● **DATA FOR THE TASK**:

[Start of section]

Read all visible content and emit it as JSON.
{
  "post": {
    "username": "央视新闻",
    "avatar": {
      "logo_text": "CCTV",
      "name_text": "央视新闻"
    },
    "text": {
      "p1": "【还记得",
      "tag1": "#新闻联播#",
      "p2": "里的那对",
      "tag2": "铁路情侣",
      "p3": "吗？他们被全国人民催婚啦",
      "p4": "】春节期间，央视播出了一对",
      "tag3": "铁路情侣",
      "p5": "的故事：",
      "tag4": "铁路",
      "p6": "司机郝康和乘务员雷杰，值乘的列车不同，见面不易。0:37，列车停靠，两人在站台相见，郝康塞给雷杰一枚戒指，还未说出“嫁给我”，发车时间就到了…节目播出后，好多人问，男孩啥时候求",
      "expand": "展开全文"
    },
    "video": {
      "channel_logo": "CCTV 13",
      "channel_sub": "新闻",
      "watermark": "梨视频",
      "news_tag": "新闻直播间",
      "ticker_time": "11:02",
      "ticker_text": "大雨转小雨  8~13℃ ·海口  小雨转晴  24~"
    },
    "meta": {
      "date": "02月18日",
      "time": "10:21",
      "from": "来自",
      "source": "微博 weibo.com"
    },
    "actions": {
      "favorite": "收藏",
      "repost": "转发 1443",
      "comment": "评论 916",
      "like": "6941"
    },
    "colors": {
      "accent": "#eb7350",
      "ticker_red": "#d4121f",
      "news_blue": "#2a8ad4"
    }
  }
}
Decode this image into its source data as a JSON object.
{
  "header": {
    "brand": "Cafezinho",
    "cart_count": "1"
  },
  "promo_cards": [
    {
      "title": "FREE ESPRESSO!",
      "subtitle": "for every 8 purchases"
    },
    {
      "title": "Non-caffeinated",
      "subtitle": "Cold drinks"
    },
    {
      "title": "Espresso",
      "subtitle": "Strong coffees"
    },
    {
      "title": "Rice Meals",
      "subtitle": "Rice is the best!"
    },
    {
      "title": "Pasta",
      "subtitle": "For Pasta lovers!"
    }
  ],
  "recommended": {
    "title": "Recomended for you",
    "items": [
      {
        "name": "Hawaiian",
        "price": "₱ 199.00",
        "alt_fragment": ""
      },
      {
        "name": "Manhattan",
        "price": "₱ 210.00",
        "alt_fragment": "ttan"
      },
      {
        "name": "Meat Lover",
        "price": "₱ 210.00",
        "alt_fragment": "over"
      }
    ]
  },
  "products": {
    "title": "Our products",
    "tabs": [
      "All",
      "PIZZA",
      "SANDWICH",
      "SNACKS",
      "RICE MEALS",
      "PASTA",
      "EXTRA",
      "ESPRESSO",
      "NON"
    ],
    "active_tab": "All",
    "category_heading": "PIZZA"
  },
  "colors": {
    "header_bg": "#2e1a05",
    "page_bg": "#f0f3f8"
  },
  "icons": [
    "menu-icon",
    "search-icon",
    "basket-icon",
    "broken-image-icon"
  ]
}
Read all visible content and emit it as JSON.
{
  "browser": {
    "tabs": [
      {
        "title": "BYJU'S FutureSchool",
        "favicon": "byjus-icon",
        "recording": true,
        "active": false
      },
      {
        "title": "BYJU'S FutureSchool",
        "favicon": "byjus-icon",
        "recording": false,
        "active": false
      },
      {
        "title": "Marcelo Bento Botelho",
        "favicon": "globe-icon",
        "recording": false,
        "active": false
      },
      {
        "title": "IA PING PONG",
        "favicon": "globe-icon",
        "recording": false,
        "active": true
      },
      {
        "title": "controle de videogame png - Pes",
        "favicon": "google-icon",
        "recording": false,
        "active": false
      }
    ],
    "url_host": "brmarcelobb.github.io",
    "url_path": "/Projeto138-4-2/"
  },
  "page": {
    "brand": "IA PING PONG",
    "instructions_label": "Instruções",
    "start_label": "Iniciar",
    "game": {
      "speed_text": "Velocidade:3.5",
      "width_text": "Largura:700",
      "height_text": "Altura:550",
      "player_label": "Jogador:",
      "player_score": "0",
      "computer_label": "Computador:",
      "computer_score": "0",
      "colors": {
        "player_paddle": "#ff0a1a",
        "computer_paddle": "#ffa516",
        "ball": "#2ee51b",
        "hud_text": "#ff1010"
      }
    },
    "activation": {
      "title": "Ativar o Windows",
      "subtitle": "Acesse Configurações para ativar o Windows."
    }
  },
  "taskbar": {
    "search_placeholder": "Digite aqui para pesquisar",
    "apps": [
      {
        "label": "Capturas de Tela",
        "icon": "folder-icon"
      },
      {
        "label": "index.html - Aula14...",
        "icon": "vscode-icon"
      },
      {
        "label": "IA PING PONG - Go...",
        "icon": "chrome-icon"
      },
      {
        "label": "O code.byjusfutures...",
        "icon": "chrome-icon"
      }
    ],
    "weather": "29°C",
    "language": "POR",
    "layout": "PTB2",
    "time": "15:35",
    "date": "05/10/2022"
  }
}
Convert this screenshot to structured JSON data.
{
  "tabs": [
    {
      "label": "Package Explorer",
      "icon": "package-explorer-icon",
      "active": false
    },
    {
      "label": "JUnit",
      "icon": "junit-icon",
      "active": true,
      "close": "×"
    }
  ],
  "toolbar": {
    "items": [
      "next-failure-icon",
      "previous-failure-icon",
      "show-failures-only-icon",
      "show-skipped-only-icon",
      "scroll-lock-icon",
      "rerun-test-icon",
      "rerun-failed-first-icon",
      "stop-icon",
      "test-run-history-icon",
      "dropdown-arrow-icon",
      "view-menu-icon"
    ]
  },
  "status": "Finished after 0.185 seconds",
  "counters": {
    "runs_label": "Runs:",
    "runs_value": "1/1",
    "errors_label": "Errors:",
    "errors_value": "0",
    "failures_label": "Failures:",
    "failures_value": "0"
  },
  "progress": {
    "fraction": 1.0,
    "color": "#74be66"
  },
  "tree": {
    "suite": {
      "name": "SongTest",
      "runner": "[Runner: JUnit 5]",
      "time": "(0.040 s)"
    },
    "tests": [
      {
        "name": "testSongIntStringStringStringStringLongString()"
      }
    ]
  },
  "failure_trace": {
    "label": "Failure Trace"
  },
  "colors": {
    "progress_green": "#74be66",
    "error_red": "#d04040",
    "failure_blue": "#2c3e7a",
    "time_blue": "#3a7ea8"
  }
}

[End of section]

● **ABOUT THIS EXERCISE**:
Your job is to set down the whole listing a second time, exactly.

● **YOUR RESPONSE**:
Read all visible content and emit it as JSON.
{
  "post": {
    "username": "央视新闻",
    "avatar": {
      "logo_text": "CCTV",
      "name_text": "央视新闻"
    },
    "text": {
      "p1": "【还记得",
      "tag1": "#新闻联播#",
      "p2": "里的那对",
      "tag2": "铁路情侣",
      "p3": "吗？他们被全国人民催婚啦",
      "p4": "】春节期间，央视播出了一对",
      "tag3": "铁路情侣",
      "p5": "的故事：",
      "tag4": "铁路",
      "p6": "司机郝康和乘务员雷杰，值乘的列车不同，见面不易。0:37，列车停靠，两人在站台相见，郝康塞给雷杰一枚戒指，还未说出“嫁给我”，发车时间就到了…节目播出后，好多人问，男孩啥时候求",
      "expand": "展开全文"
    },
    "video": {
      "channel_logo": "CCTV 13",
      "channel_sub": "新闻",
      "watermark": "梨视频",
      "news_tag": "新闻直播间",
      "ticker_time": "11:02",
      "ticker_text": "大雨转小雨  8~13℃ ·海口  小雨转晴  24~"
    },
    "meta": {
      "date": "02月18日",
      "time": "10:21",
      "from": "来自",
      "source": "微博 weibo.com"
    },
    "actions": {
      "favorite": "收藏",
      "repost": "转发 1443",
      "comment": "评论 916",
      "like": "6941"
    },
    "colors": {
      "accent": "#eb7350",
      "ticker_red": "#d4121f",
      "news_blue": "#2a8ad4"
    }
  }
}
Decode this image into its source data as a JSON object.
{
  "header": {
    "brand": "Cafezinho",
    "cart_count": "1"
  },
  "promo_cards": [
    {
      "title": "FREE ESPRESSO!",
      "subtitle": "for every 8 purchases"
    },
    {
      "title": "Non-caffeinated",
      "subtitle": "Cold drinks"
    },
    {
      "title": "Espresso",
      "subtitle": "Strong coffees"
    },
    {
      "title": "Rice Meals",
      "subtitle": "Rice is the best!"
    },
    {
      "title": "Pasta",
      "subtitle": "For Pasta lovers!"
    }
  ],
  "recommended": {
    "title": "Recomended for you",
    "items": [
      {
        "name": "Hawaiian",
        "price": "₱ 199.00",
        "alt_fragment": ""
      },
      {
        "name": "Manhattan",
        "price": "₱ 210.00",
        "alt_fragment": "ttan"
      },
      {
        "name": "Meat Lover",
        "price": "₱ 210.00",
        "alt_fragment": "over"
      }
    ]
  },
  "products": {
    "title": "Our products",
    "tabs": [
      "All",
      "PIZZA",
      "SANDWICH",
      "SNACKS",
      "RICE MEALS",
      "PASTA",
      "EXTRA",
      "ESPRESSO",
      "NON"
    ],
    "active_tab": "All",
    "category_heading": "PIZZA"
  },
  "colors": {
    "header_bg": "#2e1a05",
    "page_bg": "#f0f3f8"
  },
  "icons": [
    "menu-icon",
    "search-icon",
    "basket-icon",
    "broken-image-icon"
  ]
}
Read all visible content and emit it as JSON.
{
  "browser": {
    "tabs": [
      {
        "title": "BYJU'S FutureSchool",
        "favicon": "byjus-icon",
        "recording": true,
        "active": false
      },
      {
        "title": "BYJU'S FutureSchool",
        "favicon": "byjus-icon",
        "recording": false,
        "active": false
      },
      {
        "title": "Marcelo Bento Botelho",
        "favicon": "globe-icon",
        "recording": false,
        "active": false
      },
      {
        "title": "IA PING PONG",
        "favicon": "globe-icon",
        "recording": false,
        "active": true
      },
      {
        "title": "controle de videogame png - Pes",
        "favicon": "google-icon",
        "recording": false,
        "active": false
      }
    ],
    "url_host": "brmarcelobb.github.io",
    "url_path": "/Projeto138-4-2/"
  },
  "page": {
    "brand": "IA PING PONG",
    "instructions_label": "Instruções",
    "start_label": "Iniciar",
    "game": {
      "speed_text": "Velocidade:3.5",
      "width_text": "Largura:700",
      "height_text": "Altura:550",
      "player_label": "Jogador:",
      "player_score": "0",
      "computer_label": "Computador:",
      "computer_score": "0",
      "colors": {
        "player_paddle": "#ff0a1a",
        "computer_paddle": "#ffa516",
        "ball": "#2ee51b",
        "hud_text": "#ff1010"
      }
    },
    "activation": {
      "title": "Ativar o Windows",
      "subtitle": "Acesse Configurações para ativar o Windows."
    }
  },
  "taskbar": {
    "search_placeholder": "Digite aqui para pesquisar",
    "apps": [
      {
        "label": "Capturas de Tela",
        "icon": "folder-icon"
      },
      {
        "label": "index.html - Aula14...",
        "icon": "vscode-icon"
      },
      {
        "label": "IA PING PONG - Go...",
        "icon": "chrome-icon"
      },
      {
        "label": "O code.byjusfutures...",
        "icon": "chrome-icon"
      }
    ],
    "weather": "29°C",
    "language": "POR",
    "layout": "PTB2",
    "time": "15:35",
    "date": "05/10/2022"
  }
}
Convert this screenshot to structured JSON data.
{
  "tabs": [
    {
      "label": "Package Explorer",
      "icon": "package-explorer-icon",
      "active": false
    },
    {
      "label": "JUnit",
      "icon": "junit-icon",
      "active": true,
      "close": "×"
    }
  ],
  "toolbar": {
    "items": [
      "next-failure-icon",
      "previous-failure-icon",
      "show-failures-only-icon",
      "show-skipped-only-icon",
      "scroll-lock-icon",
      "rerun-test-icon",
      "rerun-failed-first-icon",
      "stop-icon",
      "test-run-history-icon",
      "dropdown-arrow-icon",
      "view-menu-icon"
    ]
  },
  "status": "Finished after 0.185 seconds",
  "counters": {
    "runs_label": "Runs:",
    "runs_value": "1/1",
    "errors_label": "Errors:",
    "errors_value": "0",
    "failures_label": "Failures:",
    "failures_value": "0"
  },
  "progress": {
    "fraction": 1.0,
    "color": "#74be66"
  },
  "tree": {
    "suite": {
      "name": "SongTest",
      "runner": "[Runner: JUnit 5]",
      "time": "(0.040 s)"
    },
    "tests": [
      {
        "name": "testSongIntStringStringStringStringLongString()"
      }
    ]
  },
  "failure_trace": {
    "label": "Failure Trace"
  },
  "colors": {
    "progress_green": "#74be66",
    "error_red": "#d04040",
    "failure_blue": "#2c3e7a",
    "time_blue": "#3a7ea8"
  }
}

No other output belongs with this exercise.